**Exercise objective**
Using the word "content" as the filter, copy each matching line from the records.
* * *
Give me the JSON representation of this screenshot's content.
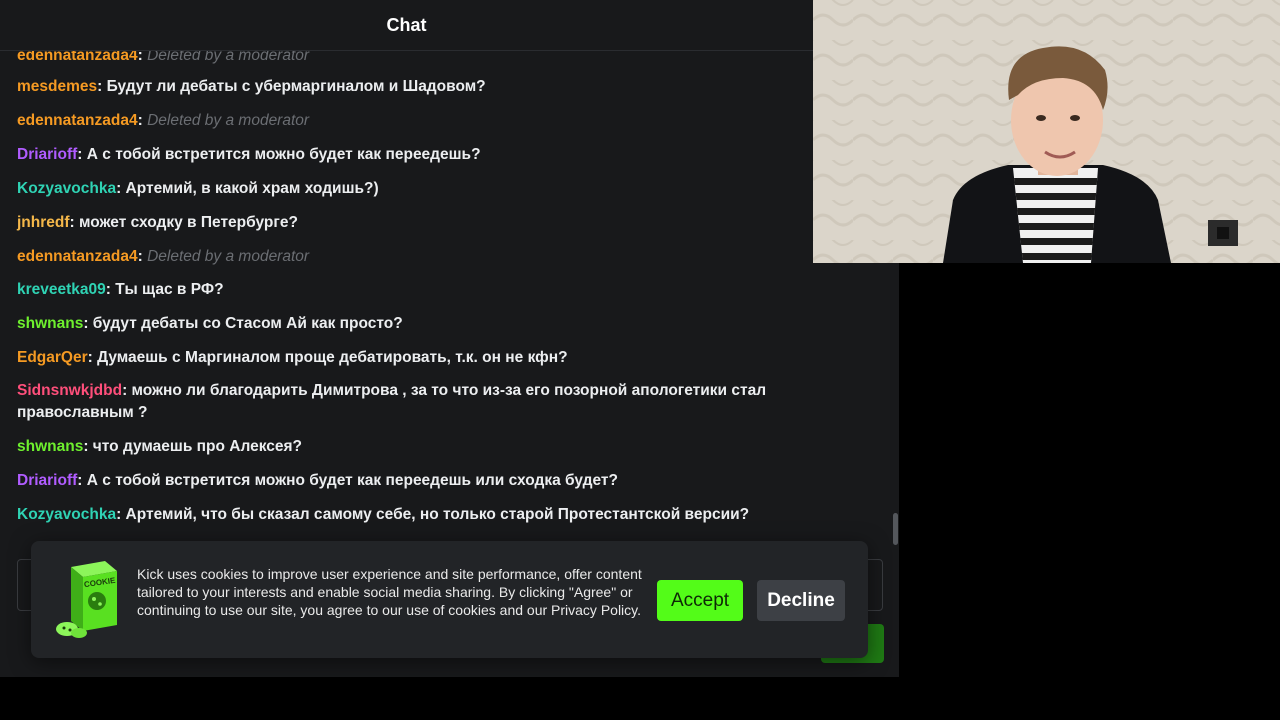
{
  "chat": {
    "title": "Chat",
    "messages": [
      {
        "user": "edennatanzada4",
        "color": "#f59a23",
        "text": "Deleted by a moderator",
        "deleted": true
      },
      {
        "user": "mesdemes",
        "color": "#f59a23",
        "text": "Будут ли дебаты с убермаргиналом и Шадовом?",
        "deleted": false
      },
      {
        "user": "edennatanzada4",
        "color": "#f59a23",
        "text": "Deleted by a moderator",
        "deleted": true
      },
      {
        "user": "Driarioff",
        "color": "#b05cff",
        "text": "А с тобой встретится можно будет как переедешь?",
        "deleted": false
      },
      {
        "user": "Kozyavochka",
        "color": "#2fd3b4",
        "text": "Артемий, в какой храм ходишь?)",
        "deleted": false
      },
      {
        "user": "jnhredf",
        "color": "#f5b84a",
        "text": "может сходку в Петербурге?",
        "deleted": false
      },
      {
        "user": "edennatanzada4",
        "color": "#f59a23",
        "text": "Deleted by a moderator",
        "deleted": true
      },
      {
        "user": "kreveetka09",
        "color": "#2fd3b4",
        "text": "Ты щас в РФ?",
        "deleted": false
      },
      {
        "user": "shwnans",
        "color": "#6ef02e",
        "text": "будут дебаты со Стасом Ай как просто?",
        "deleted": false
      },
      {
        "user": "EdgarQer",
        "color": "#f59a23",
        "text": "Думаешь с Маргиналом проще дебатировать, т.к. он не кфн?",
        "deleted": false
      },
      {
        "user": "Sidnsnwkjdbd",
        "color": "#ff4f7b",
        "text": "можно ли благодарить Димитрова , за то что из-за его позорной апологетики стал православным ?",
        "deleted": false
      },
      {
        "user": "shwnans",
        "color": "#6ef02e",
        "text": "что думаешь про Алексея?",
        "deleted": false
      },
      {
        "user": "Driarioff",
        "color": "#b05cff",
        "text": "А с тобой встретится можно будет как переедешь или сходка будет?",
        "deleted": false
      },
      {
        "user": "Kozyavochka",
        "color": "#2fd3b4",
        "text": "Артемий, что бы сказал самому себе, но только старой Протестантской версии?",
        "deleted": false
      }
    ]
  },
  "cookie_banner": {
    "icon": "cookie-box-icon",
    "icon_label": "COOKIE",
    "text": "Kick uses cookies to improve user experience and site performance, offer content tailored to your interests and enable social media sharing. By clicking \"Agree\" or continuing to use our site, you agree to our use of cookies and our Privacy Policy.",
    "accept_label": "Accept",
    "decline_label": "Decline"
  },
  "webcam": {
    "icon": "webcam-feed"
  },
  "colors": {
    "accent": "#53fc18",
    "panel": "#18191b",
    "banner": "#222427"
  }
}
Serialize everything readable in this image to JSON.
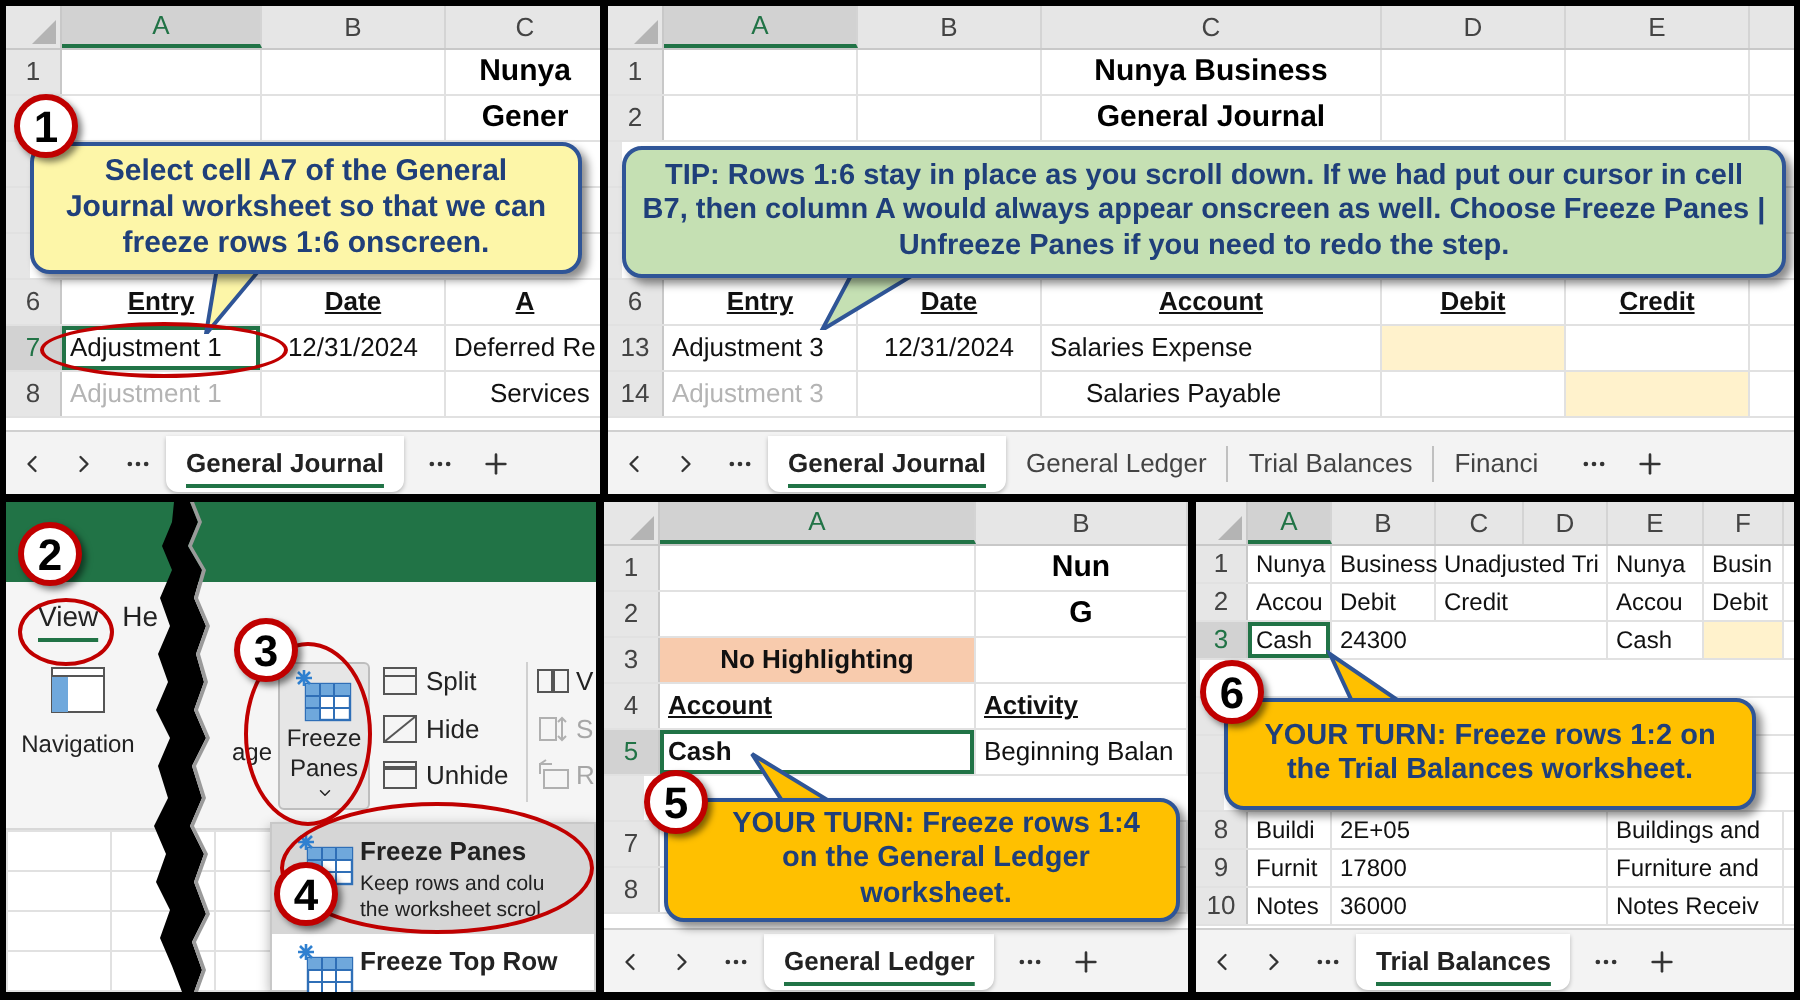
{
  "panels": [
    {
      "kind": "sheet",
      "step": "1",
      "columns": [
        {
          "label": "A",
          "selected": true
        },
        {
          "label": "B",
          "selected": false
        },
        {
          "label": "C",
          "selected": false
        }
      ],
      "rows": [
        {
          "num": "1",
          "selected": false,
          "cells": [
            null,
            null,
            {
              "kind": "title",
              "text": "Nunya"
            }
          ]
        },
        {
          "selected": false,
          "cells": [
            null,
            null,
            {
              "kind": "title",
              "text": "Gener"
            }
          ]
        },
        {
          "kind": "covered"
        },
        {
          "kind": "covered"
        },
        {
          "kind": "covered"
        },
        {
          "num": "6",
          "selected": false,
          "cells": [
            {
              "kind": "header",
              "text": "Entry"
            },
            {
              "kind": "header",
              "text": "Date"
            },
            {
              "kind": "header",
              "text": "A"
            }
          ]
        },
        {
          "num": "7",
          "selected": true,
          "cells": [
            {
              "kind": "text",
              "text": "Adjustment 1"
            },
            {
              "kind": "center",
              "text": "12/31/2024"
            },
            {
              "kind": "text",
              "text": "Deferred Re"
            }
          ]
        },
        {
          "num": "8",
          "selected": false,
          "cells": [
            {
              "kind": "faded",
              "text": "Adjustment 1"
            },
            null,
            {
              "kind": "indent",
              "text": "Services"
            }
          ]
        }
      ],
      "tabs": [
        {
          "label": "General Journal",
          "selected": true
        }
      ],
      "callout": {
        "kind": "note",
        "text": "Select cell A7 of the General Journal worksheet so that we can freeze rows 1:6 onscreen."
      }
    },
    {
      "kind": "sheet",
      "columns": [
        {
          "label": "A",
          "selected": true
        },
        {
          "label": "B",
          "selected": false
        },
        {
          "label": "C",
          "selected": false
        },
        {
          "label": "D",
          "selected": false
        },
        {
          "label": "E",
          "selected": false
        }
      ],
      "rows": [
        {
          "num": "1",
          "selected": false,
          "cells": [
            null,
            null,
            {
              "kind": "title",
              "text": "Nunya Business"
            },
            null,
            null
          ]
        },
        {
          "num": "2",
          "selected": false,
          "cells": [
            null,
            null,
            {
              "kind": "title",
              "text": "General Journal"
            },
            null,
            null
          ]
        },
        {
          "kind": "covered"
        },
        {
          "kind": "covered"
        },
        {
          "kind": "covered"
        },
        {
          "num": "6",
          "selected": false,
          "cells": [
            {
              "kind": "header",
              "text": "Entry"
            },
            {
              "kind": "header",
              "text": "Date"
            },
            {
              "kind": "header",
              "text": "Account"
            },
            {
              "kind": "header",
              "text": "Debit"
            },
            {
              "kind": "header",
              "text": "Credit"
            }
          ]
        },
        {
          "num": "13",
          "selected": false,
          "cells": [
            {
              "kind": "text",
              "text": "Adjustment 3"
            },
            {
              "kind": "center",
              "text": "12/31/2024"
            },
            {
              "kind": "text",
              "text": "Salaries Expense"
            },
            {
              "kind": "input"
            },
            null
          ]
        },
        {
          "num": "14",
          "selected": false,
          "cells": [
            {
              "kind": "faded",
              "text": "Adjustment 3"
            },
            null,
            {
              "kind": "indent",
              "text": "Salaries Payable"
            },
            null,
            {
              "kind": "input"
            }
          ]
        }
      ],
      "tabs": [
        {
          "label": "General Journal",
          "selected": true
        },
        {
          "label": "General Ledger",
          "selected": false
        },
        {
          "label": "Trial Balances",
          "selected": false
        },
        {
          "label": "Financi",
          "selected": false
        }
      ],
      "callout": {
        "kind": "tip",
        "text": "TIP: Rows 1:6 stay in place as you scroll down. If we had put our cursor in cell B7, then column A would always appear onscreen as well. Choose Freeze Panes | Unfreeze Panes if you need to redo the step."
      }
    },
    {
      "kind": "ribbon",
      "steps": [
        "2",
        "3",
        "4"
      ],
      "tabs": [
        {
          "label": "View",
          "selected": true
        },
        {
          "label": "He",
          "selected": false
        }
      ],
      "navigation": {
        "label": "Navigation"
      },
      "cut_label": "age",
      "freeze_button": {
        "label": "Freeze Panes",
        "selected": true
      },
      "window_buttons": [
        {
          "kind": "split",
          "label": "Split",
          "disabled": false
        },
        {
          "kind": "hide",
          "label": "Hide",
          "disabled": false
        },
        {
          "kind": "unhide",
          "label": "Unhide",
          "disabled": false
        }
      ],
      "view_buttons": [
        {
          "kind": "pages",
          "label": "V",
          "disabled": false
        },
        {
          "kind": "sync",
          "label": "S",
          "disabled": true
        },
        {
          "kind": "reset",
          "label": "R",
          "disabled": true
        }
      ],
      "menu": [
        {
          "kind": "freeze_panes",
          "label": "Freeze Panes",
          "description": [
            "Keep rows and colu",
            "the worksheet scrol"
          ],
          "selected": true
        },
        {
          "kind": "freeze_top_row",
          "label": "Freeze Top Row",
          "selected": false
        }
      ]
    },
    {
      "kind": "sheet",
      "step": "5",
      "columns": [
        {
          "label": "A",
          "selected": true
        },
        {
          "label": "B",
          "selected": false
        }
      ],
      "rows": [
        {
          "num": "1",
          "selected": false,
          "cells": [
            null,
            {
              "kind": "title",
              "text": "Nun"
            }
          ]
        },
        {
          "num": "2",
          "selected": false,
          "cells": [
            null,
            {
              "kind": "title",
              "text": "G"
            }
          ]
        },
        {
          "num": "3",
          "selected": false,
          "cells": [
            {
              "kind": "banner",
              "text": "No Highlighting"
            },
            null
          ]
        },
        {
          "num": "4",
          "selected": false,
          "cells": [
            {
              "kind": "label",
              "text": "Account"
            },
            {
              "kind": "label",
              "text": "Activity"
            }
          ]
        },
        {
          "num": "5",
          "selected": true,
          "cells": [
            {
              "kind": "strong",
              "text": "Cash"
            },
            {
              "kind": "text",
              "text": "Beginning Balan"
            }
          ]
        },
        {
          "kind": "covered"
        },
        {
          "num": "7",
          "selected": false
        },
        {
          "num": "8",
          "selected": false
        }
      ],
      "tabs": [
        {
          "label": "General Ledger",
          "selected": true
        }
      ],
      "callout": {
        "kind": "task",
        "text": "YOUR TURN: Freeze rows 1:4 on the General Ledger worksheet."
      }
    },
    {
      "kind": "sheet",
      "step": "6",
      "columns": [
        {
          "label": "A",
          "selected": true
        },
        {
          "label": "B",
          "selected": false
        },
        {
          "label": "C",
          "selected": false
        },
        {
          "label": "D",
          "selected": false
        },
        {
          "label": "E",
          "selected": false
        },
        {
          "label": "F",
          "selected": false
        }
      ],
      "rows": [
        {
          "num": "1",
          "selected": false,
          "cells": [
            {
              "kind": "text",
              "text": "Nunya"
            },
            {
              "kind": "text",
              "text": "Business"
            },
            {
              "kind": "text",
              "text": "Unadjusted Tri"
            },
            null,
            {
              "kind": "text",
              "text": "Nunya"
            },
            {
              "kind": "text",
              "text": "Busin"
            }
          ]
        },
        {
          "num": "2",
          "selected": false,
          "cells": [
            {
              "kind": "text",
              "text": "Accou"
            },
            {
              "kind": "text",
              "text": "Debit"
            },
            {
              "kind": "text",
              "text": "Credit"
            },
            null,
            {
              "kind": "text",
              "text": "Accou"
            },
            {
              "kind": "text",
              "text": "Debit"
            }
          ]
        },
        {
          "num": "3",
          "selected": true,
          "cells": [
            {
              "kind": "text",
              "text": "Cash"
            },
            {
              "kind": "text",
              "text": "24300"
            },
            null,
            null,
            {
              "kind": "text",
              "text": "Cash"
            },
            {
              "kind": "input"
            }
          ]
        },
        {
          "kind": "covered"
        },
        {
          "kind": "covered"
        },
        {
          "kind": "covered"
        },
        {
          "kind": "covered"
        },
        {
          "num": "8",
          "selected": false,
          "cells": [
            {
              "kind": "text",
              "text": "Buildi"
            },
            {
              "kind": "text",
              "text": "2E+05"
            },
            null,
            null,
            {
              "kind": "text",
              "text": "Buildings and"
            },
            null
          ]
        },
        {
          "num": "9",
          "selected": false,
          "cells": [
            {
              "kind": "text",
              "text": "Furnit"
            },
            {
              "kind": "text",
              "text": "17800"
            },
            null,
            null,
            {
              "kind": "text",
              "text": "Furniture and"
            },
            null
          ]
        },
        {
          "num": "10",
          "selected": false,
          "cells": [
            {
              "kind": "text",
              "text": "Notes"
            },
            {
              "kind": "text",
              "text": "36000"
            },
            null,
            null,
            {
              "kind": "text",
              "text": "Notes Receiv"
            },
            null
          ]
        }
      ],
      "tabs": [
        {
          "label": "Trial Balances",
          "selected": true
        }
      ],
      "callout": {
        "kind": "task",
        "text": "YOUR TURN: Freeze rows 1:2 on the Trial Balances worksheet."
      }
    }
  ]
}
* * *
**Task output**
Give me the JSON representation of this screenshot's content.
    "text": "Kick uses cookies to improve user experience and site performance, offer content tailored to your interests and enable social media sharing. By clicking \"Agree\" or continuing to use our site, you agree to our use of cookies and our Privacy Policy.",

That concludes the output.